Tax evasion scandal hits Argentine football
28 Aug 2012
Argentina’s national tax authority AFIP has suspended 146 football agents amid an investigation into potential tax evasion involving player transfers featuring clubs outside the country.
The AFIP has been investigating so-called irregular deals since the Argentine transfer window closed earlier this month and has also suspended a dozen players whose moves have come under suspicion. The organisation has written to Argentine Football Association president Julio Grondona and FIFA counterpart Sepp Blatter asking them not to approve such transfers. “This investigation is into the businessmen of football,” AFIP chief Ricardo Echegaray said, according to Reuters. “(The AFIP) suspended 146 footballer representatives and go-betweens with an irregular fiscal situation since they have not declared the corresponding commission charged for the operations they took part in.”
Echegaray said the AFIP has formed a system through which transfers have to be studied for their transparency before they are signed off.
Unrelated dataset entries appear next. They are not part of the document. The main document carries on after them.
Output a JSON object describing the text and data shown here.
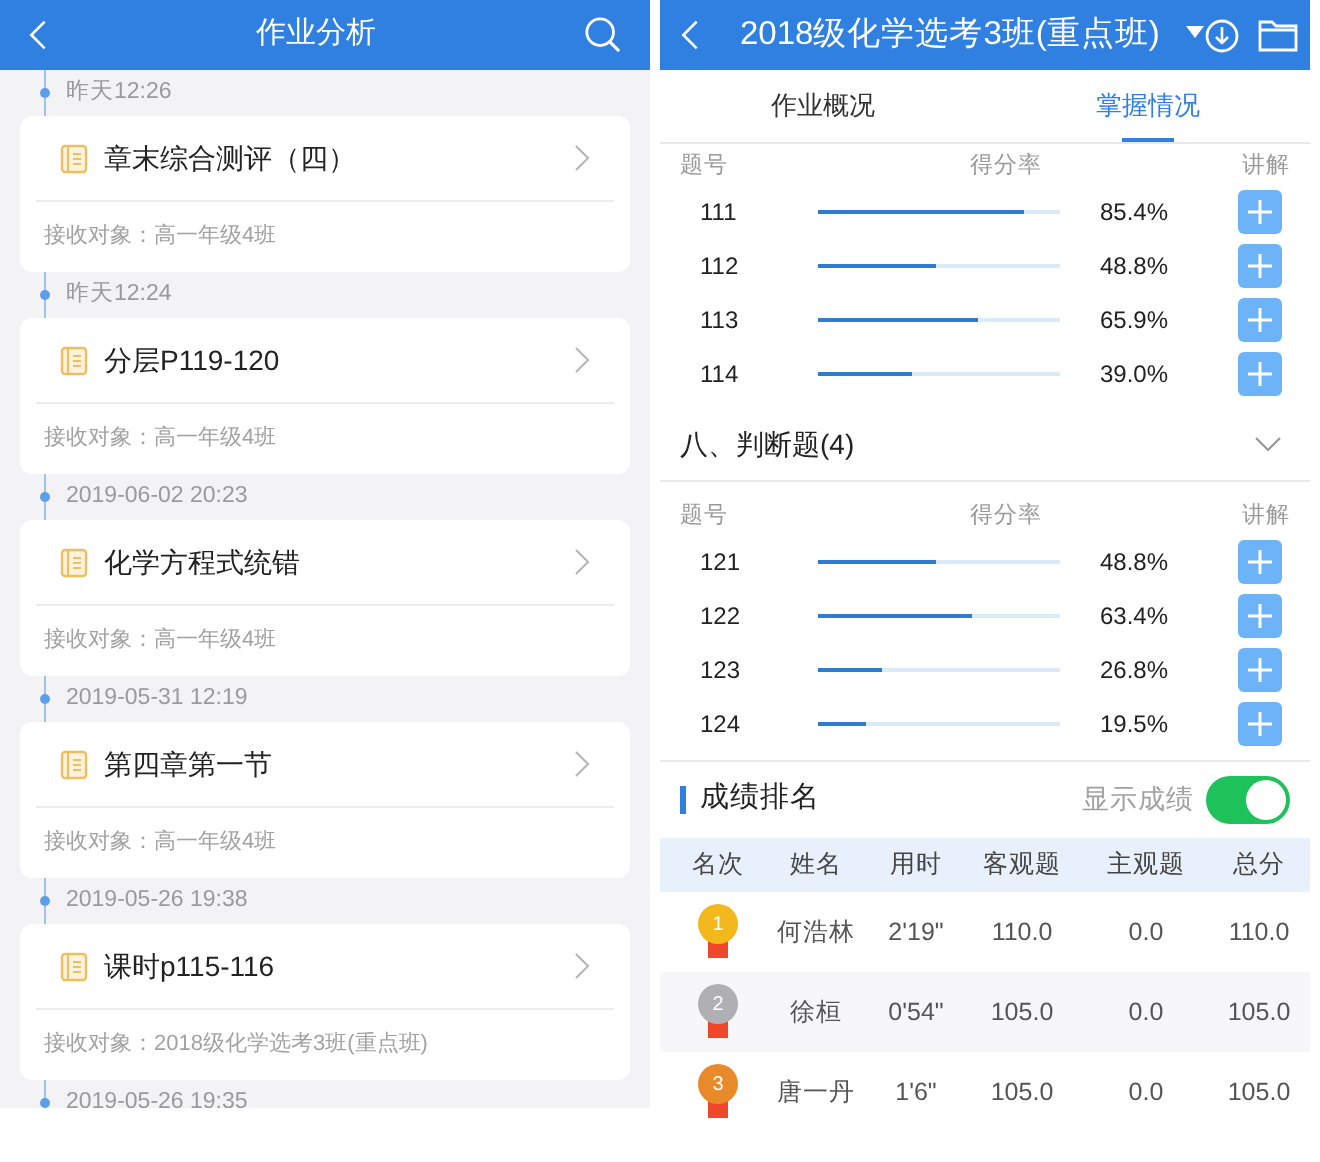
{
  "left": {
    "title": "作业分析",
    "timeline": [
      {
        "time": "昨天12:26",
        "title": "章末综合测评（四）",
        "recipient": "接收对象：高一年级4班"
      },
      {
        "time": "昨天12:24",
        "title": "分层P119-120",
        "recipient": "接收对象：高一年级4班"
      },
      {
        "time": "2019-06-02 20:23",
        "title": "化学方程式统错",
        "recipient": "接收对象：高一年级4班"
      },
      {
        "time": "2019-05-31 12:19",
        "title": "第四章第一节",
        "recipient": "接收对象：高一年级4班"
      },
      {
        "time": "2019-05-26 19:38",
        "title": "课时p115-116",
        "recipient": "接收对象：2018级化学选考3班(重点班)"
      },
      {
        "time": "2019-05-26 19:35"
      }
    ]
  },
  "right": {
    "title": "2018级化学选考3班(重点班)",
    "tabs": [
      {
        "label": "作业概况",
        "selected": false
      },
      {
        "label": "掌握情况",
        "selected": true
      }
    ],
    "groups": [
      {
        "columns": [
          "题号",
          "得分率",
          "讲解"
        ],
        "rows": [
          {
            "number": "111",
            "level": 0.854,
            "rate": "85.4%"
          },
          {
            "number": "112",
            "level": 0.488,
            "rate": "48.8%"
          },
          {
            "number": "113",
            "level": 0.659,
            "rate": "65.9%"
          },
          {
            "number": "114",
            "level": 0.39,
            "rate": "39.0%"
          }
        ]
      },
      {
        "heading": "八、判断题(4)",
        "columns": [
          "题号",
          "得分率",
          "讲解"
        ],
        "rows": [
          {
            "number": "121",
            "level": 0.488,
            "rate": "48.8%"
          },
          {
            "number": "122",
            "level": 0.634,
            "rate": "63.4%"
          },
          {
            "number": "123",
            "level": 0.268,
            "rate": "26.8%"
          },
          {
            "number": "124",
            "level": 0.195,
            "rate": "19.5%"
          }
        ]
      }
    ],
    "ranking": {
      "title": "成绩排名",
      "toggle": {
        "label": "显示成绩",
        "on": true
      },
      "columns": [
        "名次",
        "姓名",
        "用时",
        "客观题",
        "主观题",
        "总分"
      ],
      "rows": [
        {
          "rank": "1",
          "color": "#f2b81c",
          "name": "何浩林",
          "time": "2'19\"",
          "objective": "110.0",
          "subjective": "0.0",
          "total": "110.0"
        },
        {
          "rank": "2",
          "color": "#b0b0b4",
          "name": "徐桓",
          "time": "0'54\"",
          "objective": "105.0",
          "subjective": "0.0",
          "total": "105.0"
        },
        {
          "rank": "3",
          "color": "#e8892a",
          "name": "唐一丹",
          "time": "1'6\"",
          "objective": "105.0",
          "subjective": "0.0",
          "total": "105.0"
        }
      ]
    }
  }
}
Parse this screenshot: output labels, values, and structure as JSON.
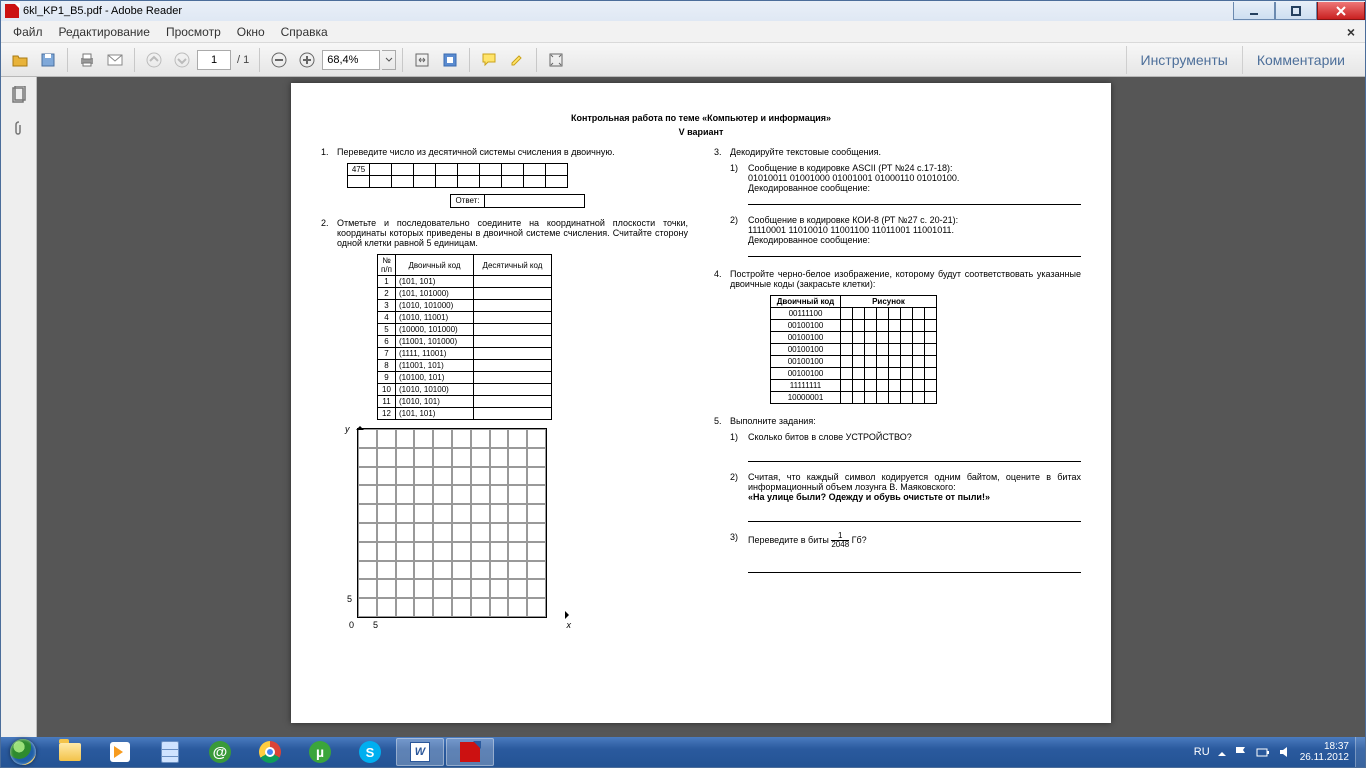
{
  "window": {
    "title": "6kl_KP1_B5.pdf - Adobe Reader"
  },
  "menu": {
    "file": "Файл",
    "edit": "Редактирование",
    "view": "Просмотр",
    "window": "Окно",
    "help": "Справка"
  },
  "toolbar": {
    "page_current": "1",
    "page_total": "/ 1",
    "zoom": "68,4%",
    "tools": "Инструменты",
    "comments": "Комментарии"
  },
  "doc": {
    "title": "Контрольная работа по теме «Компьютер и информация»",
    "subtitle": "V вариант",
    "q1": {
      "num": "1.",
      "text": "Переведите число из десятичной системы счисления в двоичную.",
      "value": "475",
      "answer_label": "Ответ:"
    },
    "q2": {
      "num": "2.",
      "text": "Отметьте и последовательно соедините на координатной плоскости точки, координаты которых приведены в двоичной системе счисления. Считайте сторону одной клетки равной 5 единицам.",
      "head_n": "№ п/п",
      "head_bin": "Двоичный код",
      "head_dec": "Десятичный код",
      "rows": [
        {
          "n": "1",
          "b": "(101, 101)"
        },
        {
          "n": "2",
          "b": "(101, 101000)"
        },
        {
          "n": "3",
          "b": "(1010, 101000)"
        },
        {
          "n": "4",
          "b": "(1010, 11001)"
        },
        {
          "n": "5",
          "b": "(10000, 101000)"
        },
        {
          "n": "6",
          "b": "(11001, 101000)"
        },
        {
          "n": "7",
          "b": "(1111, 11001)"
        },
        {
          "n": "8",
          "b": "(11001, 101)"
        },
        {
          "n": "9",
          "b": "(10100, 101)"
        },
        {
          "n": "10",
          "b": "(1010, 10100)"
        },
        {
          "n": "11",
          "b": "(1010, 101)"
        },
        {
          "n": "12",
          "b": "(101, 101)"
        }
      ],
      "axis": {
        "y": "y",
        "x": "x",
        "zero": "0",
        "five": "5"
      }
    },
    "q3": {
      "num": "3.",
      "text": "Декодируйте текстовые сообщения.",
      "s1_num": "1)",
      "s1": "Сообщение в кодировке ASCII (РТ №24 с.17-18):",
      "s1_code": "01010011 01001000 01001001 01000110 01010100.",
      "s1_lab": "Декодированное сообщение:",
      "s2_num": "2)",
      "s2": "Сообщение в кодировке КОИ-8 (РТ №27 с. 20-21):",
      "s2_code": "11110001 11010010 11001100 11011001 11001011.",
      "s2_lab": "Декодированное сообщение:"
    },
    "q4": {
      "num": "4.",
      "text": "Постройте черно-белое изображение, которому будут соответствовать указанные двоичные коды (закрасьте клетки):",
      "h_bin": "Двоичный код",
      "h_pic": "Рисунок",
      "codes": [
        "00111100",
        "00100100",
        "00100100",
        "00100100",
        "00100100",
        "00100100",
        "11111111",
        "10000001"
      ]
    },
    "q5": {
      "num": "5.",
      "text": "Выполните задания:",
      "s1_num": "1)",
      "s1": "Сколько битов в слове УСТРОЙСТВО?",
      "s2_num": "2)",
      "s2": "Считая, что каждый символ кодируется одним байтом, оцените в битах информационный объем лозунга В. Маяковского:",
      "s2_bold": "«На улице были? Одежду и обувь очистьте от пыли!»",
      "s3_num": "3)",
      "s3_a": "Переведите в биты ",
      "s3_top": "1",
      "s3_bot": "2048",
      "s3_b": " Гб?"
    }
  },
  "tray": {
    "lang": "RU",
    "time": "18:37",
    "date": "26.11.2012"
  }
}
The organisation has also created a ‘Dynamic List of Sporting Fiscal Paradises’. This list will include all clubs involved in transfers where it can be proved that players neither emerged from their youth systems nor played for them for at least a season.
The tax evasion scandal has seen two controversial so-called three-way transfers highlighted in recent weeks. Jonathan Bottinelli joined newly-promoted Primera Division giant River Plate from fellow top flight team San Lorenzo during the close-season in a transfer involving Union San Felipe, a Chilean club the defender has never played for. Reuters reports that the transfer was for a fee of US$1.7 million to be deposited in an account in Miami, with the AFIP investigating an alleged account the Chilean club has in the Virgin Islands. Media reports said River Plate bought 60% of the player’s rights in Argentina, with the AFIP stating that it believed Bottinelli had become a free agent at the end of last season yet figured on the books of San Felipe, owned by Argentine investors. The other case involves midfielder Ignacio Piatti, who joined San Lorenzo from Italian club Lecce via Sud America of the Uruguayan second division, where he has never played.